NASHVILLE, Tenn. — A federal judge ruled yesterday that the state's "Choose Life" license plate was unconstitutional, but he declined to rule on whether Tennessee's entire specialty-plate program was flawed.
U.S. District Judge Todd Campbell, basing his ruling on the reasoning in similar cases in other states, wrote that the state could not promote just one viewpoint in the abortion debate.
"The result in this case would be the same if the statute authorized a 'Pro-Choice' license plate instead of the 'Choose Life' license plate," Campbell wrote.
The American Civil Liberties Union and Planned Parenthood challenged the plate in November, arguing that the state was not providing an equal opportunity for opposing viewpoints and thus violated First Amendment-protected freedom of speech.
The state and Tennessee New Life Resources, an anti-abortion group closely tied to Tennessee Right to Life, had argued that those who wanted a license plate in favor of abortion rights hadn't tried hard enough to get a specialty plate passed by the General Assembly.
ACLU attorney George Barrett said the judge's opinion "vindicated the Constitution."
Sharon Curtis-Flair, spokeswoman for the state attorney general's office, would not comment because the office had not seen the ruling.
Brian Harris, president of Tennessee Right to Life, said his group wasn't surprised, and that the issue needed to go before the 6th U.S. Circuit Court of Appeals.
"I think that it's a great irony to claim to protect free speech by eliminating it," Harris said. "That's exactly what has occurred in this case."
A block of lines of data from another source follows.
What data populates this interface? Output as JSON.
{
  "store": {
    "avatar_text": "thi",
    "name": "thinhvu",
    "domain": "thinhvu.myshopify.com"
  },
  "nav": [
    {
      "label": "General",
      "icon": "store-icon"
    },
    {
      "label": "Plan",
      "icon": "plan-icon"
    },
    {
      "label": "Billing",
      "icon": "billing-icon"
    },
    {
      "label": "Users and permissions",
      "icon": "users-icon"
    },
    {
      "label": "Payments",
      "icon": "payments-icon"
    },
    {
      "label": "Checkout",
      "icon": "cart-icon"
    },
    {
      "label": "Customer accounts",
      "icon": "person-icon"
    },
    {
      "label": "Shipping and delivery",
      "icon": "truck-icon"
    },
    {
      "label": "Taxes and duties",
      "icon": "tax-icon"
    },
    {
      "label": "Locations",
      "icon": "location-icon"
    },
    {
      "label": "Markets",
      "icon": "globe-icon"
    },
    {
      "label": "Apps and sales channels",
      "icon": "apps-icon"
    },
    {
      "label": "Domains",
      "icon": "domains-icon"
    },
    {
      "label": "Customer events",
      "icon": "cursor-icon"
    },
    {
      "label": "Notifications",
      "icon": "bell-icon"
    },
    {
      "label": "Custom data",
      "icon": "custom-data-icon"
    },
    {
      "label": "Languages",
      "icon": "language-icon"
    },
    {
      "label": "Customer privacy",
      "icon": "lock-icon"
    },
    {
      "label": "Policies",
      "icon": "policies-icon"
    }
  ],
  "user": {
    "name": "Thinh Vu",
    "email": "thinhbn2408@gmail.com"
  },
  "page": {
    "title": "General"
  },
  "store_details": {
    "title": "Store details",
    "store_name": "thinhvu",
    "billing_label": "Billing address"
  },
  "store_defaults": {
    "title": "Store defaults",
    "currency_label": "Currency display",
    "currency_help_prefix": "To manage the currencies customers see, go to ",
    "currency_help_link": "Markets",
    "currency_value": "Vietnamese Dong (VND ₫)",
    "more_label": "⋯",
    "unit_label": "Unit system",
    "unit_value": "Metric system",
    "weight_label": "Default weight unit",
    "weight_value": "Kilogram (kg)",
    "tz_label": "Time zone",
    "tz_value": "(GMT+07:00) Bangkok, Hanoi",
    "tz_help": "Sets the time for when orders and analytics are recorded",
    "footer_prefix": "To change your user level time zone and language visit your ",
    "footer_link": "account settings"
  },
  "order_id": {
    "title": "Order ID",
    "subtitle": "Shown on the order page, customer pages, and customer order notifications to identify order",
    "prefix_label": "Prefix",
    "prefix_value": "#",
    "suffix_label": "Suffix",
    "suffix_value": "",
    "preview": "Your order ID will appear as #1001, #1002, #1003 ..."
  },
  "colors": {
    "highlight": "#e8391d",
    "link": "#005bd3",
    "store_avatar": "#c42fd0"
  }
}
"Choose Life" plates also have been challenged in other states. Anti-abortion groups are appealing a federal court ruling that banned South Carolina's Choose Life plate on free-speech grounds, while a federal judge last year found Louisiana's Choose Life tag unconstitutional because the state didn't offer an opposing view.
Tennessee Gov. Phil Bredesen decided to let the "Choose Life" plate become law without signing last year's bill. He has said that the whole specialty-plate program needed to be reviewed.
A portion of the extra $35 generated from sales of each "Choose Life" plate was to go to Tennessee New Life Resources.